"""
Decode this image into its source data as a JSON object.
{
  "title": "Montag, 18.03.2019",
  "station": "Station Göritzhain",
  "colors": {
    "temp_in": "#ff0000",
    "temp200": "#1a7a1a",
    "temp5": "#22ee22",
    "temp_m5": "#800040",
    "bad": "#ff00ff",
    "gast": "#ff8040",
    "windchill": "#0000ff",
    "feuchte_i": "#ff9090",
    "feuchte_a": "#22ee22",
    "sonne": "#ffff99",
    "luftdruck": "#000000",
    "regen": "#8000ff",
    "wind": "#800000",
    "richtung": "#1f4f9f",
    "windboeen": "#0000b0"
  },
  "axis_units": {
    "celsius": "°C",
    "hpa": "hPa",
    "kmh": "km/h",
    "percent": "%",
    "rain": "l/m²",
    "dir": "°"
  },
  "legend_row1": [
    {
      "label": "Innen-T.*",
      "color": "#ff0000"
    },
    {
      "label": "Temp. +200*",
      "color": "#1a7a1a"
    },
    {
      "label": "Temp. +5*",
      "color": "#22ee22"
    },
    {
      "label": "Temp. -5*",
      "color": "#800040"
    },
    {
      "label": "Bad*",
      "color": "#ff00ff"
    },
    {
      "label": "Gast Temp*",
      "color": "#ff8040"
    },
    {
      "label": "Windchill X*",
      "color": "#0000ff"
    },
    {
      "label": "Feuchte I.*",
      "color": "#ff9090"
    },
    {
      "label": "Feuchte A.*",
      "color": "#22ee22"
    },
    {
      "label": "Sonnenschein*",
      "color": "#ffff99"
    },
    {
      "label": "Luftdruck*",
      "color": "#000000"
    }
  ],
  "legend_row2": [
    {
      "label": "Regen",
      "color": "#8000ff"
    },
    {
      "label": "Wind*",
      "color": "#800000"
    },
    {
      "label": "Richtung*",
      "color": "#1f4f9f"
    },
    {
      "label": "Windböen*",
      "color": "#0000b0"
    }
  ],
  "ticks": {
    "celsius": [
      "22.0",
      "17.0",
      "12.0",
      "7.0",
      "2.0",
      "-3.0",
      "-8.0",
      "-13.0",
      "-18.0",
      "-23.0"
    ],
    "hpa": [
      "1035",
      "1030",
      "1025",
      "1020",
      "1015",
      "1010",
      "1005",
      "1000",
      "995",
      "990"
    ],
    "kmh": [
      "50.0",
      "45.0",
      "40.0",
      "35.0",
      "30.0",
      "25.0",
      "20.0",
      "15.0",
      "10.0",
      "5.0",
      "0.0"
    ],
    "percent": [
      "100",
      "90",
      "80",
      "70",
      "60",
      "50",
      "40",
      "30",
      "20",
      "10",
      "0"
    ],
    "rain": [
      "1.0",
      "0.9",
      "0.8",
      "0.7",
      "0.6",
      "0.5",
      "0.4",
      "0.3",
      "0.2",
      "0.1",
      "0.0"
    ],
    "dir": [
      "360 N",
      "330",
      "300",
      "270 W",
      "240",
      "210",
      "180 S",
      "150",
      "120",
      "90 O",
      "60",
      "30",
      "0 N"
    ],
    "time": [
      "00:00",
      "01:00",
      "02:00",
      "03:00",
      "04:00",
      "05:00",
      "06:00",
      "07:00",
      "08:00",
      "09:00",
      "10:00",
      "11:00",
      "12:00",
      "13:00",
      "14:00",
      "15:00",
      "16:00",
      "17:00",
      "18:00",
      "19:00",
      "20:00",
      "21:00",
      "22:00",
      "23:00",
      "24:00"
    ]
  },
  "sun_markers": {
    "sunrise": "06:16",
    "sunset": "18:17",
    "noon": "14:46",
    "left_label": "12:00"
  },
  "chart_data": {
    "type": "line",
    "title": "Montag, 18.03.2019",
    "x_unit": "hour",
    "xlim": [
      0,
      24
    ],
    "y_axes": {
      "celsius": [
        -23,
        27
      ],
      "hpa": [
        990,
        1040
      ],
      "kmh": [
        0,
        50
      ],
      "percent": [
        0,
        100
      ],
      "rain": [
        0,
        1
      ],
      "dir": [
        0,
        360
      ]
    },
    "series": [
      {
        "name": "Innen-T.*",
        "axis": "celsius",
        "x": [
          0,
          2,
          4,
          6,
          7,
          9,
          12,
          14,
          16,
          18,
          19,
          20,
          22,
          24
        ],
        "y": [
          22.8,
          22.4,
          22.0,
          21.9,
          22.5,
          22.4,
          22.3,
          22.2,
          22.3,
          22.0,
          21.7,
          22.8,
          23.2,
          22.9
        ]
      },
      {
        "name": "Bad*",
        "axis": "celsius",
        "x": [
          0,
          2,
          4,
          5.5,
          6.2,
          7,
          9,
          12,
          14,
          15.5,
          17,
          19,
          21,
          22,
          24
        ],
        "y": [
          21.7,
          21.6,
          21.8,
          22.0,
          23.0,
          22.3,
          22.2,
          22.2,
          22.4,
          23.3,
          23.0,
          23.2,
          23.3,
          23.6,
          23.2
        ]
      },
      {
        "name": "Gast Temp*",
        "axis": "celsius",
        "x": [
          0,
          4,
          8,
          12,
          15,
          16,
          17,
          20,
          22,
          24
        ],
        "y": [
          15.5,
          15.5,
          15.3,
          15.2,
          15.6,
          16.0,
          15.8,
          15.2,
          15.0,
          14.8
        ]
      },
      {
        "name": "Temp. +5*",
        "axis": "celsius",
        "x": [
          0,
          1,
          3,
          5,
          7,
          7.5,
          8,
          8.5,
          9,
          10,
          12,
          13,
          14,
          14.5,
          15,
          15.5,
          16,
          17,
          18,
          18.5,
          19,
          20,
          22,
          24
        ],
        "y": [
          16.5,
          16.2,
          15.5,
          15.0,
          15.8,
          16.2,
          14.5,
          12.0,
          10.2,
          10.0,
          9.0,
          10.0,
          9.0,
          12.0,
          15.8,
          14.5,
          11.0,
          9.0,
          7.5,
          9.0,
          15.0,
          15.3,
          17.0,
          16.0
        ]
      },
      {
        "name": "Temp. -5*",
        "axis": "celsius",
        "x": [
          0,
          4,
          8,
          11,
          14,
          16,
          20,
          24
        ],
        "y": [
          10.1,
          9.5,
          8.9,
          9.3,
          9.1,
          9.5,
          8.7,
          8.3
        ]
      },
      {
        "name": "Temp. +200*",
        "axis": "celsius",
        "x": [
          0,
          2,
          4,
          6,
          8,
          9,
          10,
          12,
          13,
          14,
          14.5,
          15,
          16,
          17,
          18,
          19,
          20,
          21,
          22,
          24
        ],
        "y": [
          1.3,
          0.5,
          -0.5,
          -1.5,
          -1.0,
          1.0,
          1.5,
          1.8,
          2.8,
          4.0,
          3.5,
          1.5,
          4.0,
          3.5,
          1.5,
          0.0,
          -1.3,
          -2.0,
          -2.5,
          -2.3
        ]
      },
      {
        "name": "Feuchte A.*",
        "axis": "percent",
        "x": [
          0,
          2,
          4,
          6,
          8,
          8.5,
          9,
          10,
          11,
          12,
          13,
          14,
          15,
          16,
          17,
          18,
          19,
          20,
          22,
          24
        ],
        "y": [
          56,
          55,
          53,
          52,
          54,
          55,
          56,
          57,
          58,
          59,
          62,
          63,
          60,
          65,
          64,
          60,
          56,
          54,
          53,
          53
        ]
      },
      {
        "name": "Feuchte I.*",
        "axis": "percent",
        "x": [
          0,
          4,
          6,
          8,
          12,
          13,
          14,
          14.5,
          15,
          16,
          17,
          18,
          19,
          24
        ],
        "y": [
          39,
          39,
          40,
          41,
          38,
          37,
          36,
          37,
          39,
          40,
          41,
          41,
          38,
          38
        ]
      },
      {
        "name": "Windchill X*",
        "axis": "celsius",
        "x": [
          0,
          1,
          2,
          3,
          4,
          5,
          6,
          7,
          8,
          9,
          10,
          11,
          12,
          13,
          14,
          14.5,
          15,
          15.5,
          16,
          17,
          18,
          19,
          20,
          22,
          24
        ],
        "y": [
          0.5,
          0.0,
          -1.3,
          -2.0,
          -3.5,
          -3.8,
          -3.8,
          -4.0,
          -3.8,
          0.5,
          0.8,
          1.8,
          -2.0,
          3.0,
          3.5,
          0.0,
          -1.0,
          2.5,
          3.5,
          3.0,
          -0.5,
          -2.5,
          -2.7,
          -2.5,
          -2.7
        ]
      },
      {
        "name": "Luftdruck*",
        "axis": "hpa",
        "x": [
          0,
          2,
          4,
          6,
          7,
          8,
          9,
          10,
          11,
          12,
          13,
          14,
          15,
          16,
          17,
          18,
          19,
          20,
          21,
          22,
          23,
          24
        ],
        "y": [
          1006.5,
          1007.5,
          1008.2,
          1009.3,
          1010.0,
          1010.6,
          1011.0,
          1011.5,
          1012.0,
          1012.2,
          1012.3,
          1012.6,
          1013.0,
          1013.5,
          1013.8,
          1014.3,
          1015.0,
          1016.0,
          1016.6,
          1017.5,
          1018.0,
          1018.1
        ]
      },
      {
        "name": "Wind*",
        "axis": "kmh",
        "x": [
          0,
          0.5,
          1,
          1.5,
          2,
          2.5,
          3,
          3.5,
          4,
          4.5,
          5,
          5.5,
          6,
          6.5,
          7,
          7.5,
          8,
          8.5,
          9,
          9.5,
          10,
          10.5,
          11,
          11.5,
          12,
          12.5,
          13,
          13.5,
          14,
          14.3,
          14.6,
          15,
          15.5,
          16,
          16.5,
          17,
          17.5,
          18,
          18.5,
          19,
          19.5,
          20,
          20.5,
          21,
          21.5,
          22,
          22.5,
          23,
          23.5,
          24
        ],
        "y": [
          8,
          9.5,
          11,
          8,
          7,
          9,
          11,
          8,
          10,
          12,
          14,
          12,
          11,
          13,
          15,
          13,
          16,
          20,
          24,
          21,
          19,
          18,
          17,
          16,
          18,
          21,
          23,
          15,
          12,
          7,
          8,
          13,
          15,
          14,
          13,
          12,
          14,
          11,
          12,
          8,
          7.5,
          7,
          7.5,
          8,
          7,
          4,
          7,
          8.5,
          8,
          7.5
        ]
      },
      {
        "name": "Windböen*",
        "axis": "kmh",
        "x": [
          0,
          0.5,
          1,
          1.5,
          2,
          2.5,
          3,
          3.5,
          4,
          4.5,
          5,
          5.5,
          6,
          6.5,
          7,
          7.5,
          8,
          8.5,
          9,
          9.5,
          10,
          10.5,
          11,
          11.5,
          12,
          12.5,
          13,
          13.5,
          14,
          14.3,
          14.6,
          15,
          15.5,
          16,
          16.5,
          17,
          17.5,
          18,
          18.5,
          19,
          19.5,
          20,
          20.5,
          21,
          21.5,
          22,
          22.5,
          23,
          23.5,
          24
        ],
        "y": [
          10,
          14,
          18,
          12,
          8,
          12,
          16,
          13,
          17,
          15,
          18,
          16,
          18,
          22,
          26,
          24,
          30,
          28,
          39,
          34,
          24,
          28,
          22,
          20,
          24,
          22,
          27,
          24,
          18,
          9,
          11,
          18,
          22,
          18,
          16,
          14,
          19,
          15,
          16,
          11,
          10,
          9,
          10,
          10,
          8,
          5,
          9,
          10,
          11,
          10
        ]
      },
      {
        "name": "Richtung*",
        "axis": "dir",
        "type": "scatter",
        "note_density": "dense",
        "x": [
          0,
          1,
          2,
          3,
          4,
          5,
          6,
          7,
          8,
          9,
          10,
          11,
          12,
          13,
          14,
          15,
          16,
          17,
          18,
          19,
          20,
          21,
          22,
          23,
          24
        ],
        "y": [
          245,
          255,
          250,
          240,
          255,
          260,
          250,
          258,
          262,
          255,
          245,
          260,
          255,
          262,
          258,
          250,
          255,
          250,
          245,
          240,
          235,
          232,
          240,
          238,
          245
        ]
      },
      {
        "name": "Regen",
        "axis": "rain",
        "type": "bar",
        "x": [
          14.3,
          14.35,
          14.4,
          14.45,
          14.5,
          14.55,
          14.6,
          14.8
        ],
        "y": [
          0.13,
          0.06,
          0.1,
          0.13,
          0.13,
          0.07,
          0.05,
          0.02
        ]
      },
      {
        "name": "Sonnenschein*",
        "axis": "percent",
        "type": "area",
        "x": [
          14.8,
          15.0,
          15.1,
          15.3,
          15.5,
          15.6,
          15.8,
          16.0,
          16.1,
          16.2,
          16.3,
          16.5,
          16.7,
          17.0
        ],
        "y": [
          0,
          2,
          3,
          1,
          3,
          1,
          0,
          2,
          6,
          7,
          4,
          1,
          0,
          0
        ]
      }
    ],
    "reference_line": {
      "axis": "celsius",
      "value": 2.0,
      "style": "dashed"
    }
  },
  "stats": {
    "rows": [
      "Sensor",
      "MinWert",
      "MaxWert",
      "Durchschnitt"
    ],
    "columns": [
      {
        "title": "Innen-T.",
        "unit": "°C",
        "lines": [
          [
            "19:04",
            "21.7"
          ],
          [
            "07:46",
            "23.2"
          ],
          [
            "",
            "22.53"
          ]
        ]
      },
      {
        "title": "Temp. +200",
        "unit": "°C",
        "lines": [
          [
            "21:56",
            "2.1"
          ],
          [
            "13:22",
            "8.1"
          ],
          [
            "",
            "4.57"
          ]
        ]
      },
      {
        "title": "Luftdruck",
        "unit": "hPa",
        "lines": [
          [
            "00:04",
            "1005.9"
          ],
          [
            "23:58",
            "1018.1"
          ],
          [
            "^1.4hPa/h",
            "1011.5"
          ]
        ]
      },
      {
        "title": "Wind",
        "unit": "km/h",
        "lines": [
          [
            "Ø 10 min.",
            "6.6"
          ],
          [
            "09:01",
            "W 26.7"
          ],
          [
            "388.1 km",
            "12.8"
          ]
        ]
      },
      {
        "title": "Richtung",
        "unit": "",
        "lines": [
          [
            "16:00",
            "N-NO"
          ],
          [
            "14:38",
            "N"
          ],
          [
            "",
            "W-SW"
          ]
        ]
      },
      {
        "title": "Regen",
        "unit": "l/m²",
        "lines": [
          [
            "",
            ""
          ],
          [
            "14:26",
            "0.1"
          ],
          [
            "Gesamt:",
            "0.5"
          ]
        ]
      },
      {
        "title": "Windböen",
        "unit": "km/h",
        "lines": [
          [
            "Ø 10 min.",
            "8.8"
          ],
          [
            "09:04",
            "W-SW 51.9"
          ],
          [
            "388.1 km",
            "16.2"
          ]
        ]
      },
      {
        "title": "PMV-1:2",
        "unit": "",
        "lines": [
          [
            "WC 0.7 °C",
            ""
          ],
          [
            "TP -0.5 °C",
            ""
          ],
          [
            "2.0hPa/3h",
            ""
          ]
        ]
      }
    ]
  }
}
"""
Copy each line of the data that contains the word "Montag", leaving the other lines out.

• ANSWER AREA
  "title": "Montag, 18.03.2019",
    "title": "Montag, 18.03.2019",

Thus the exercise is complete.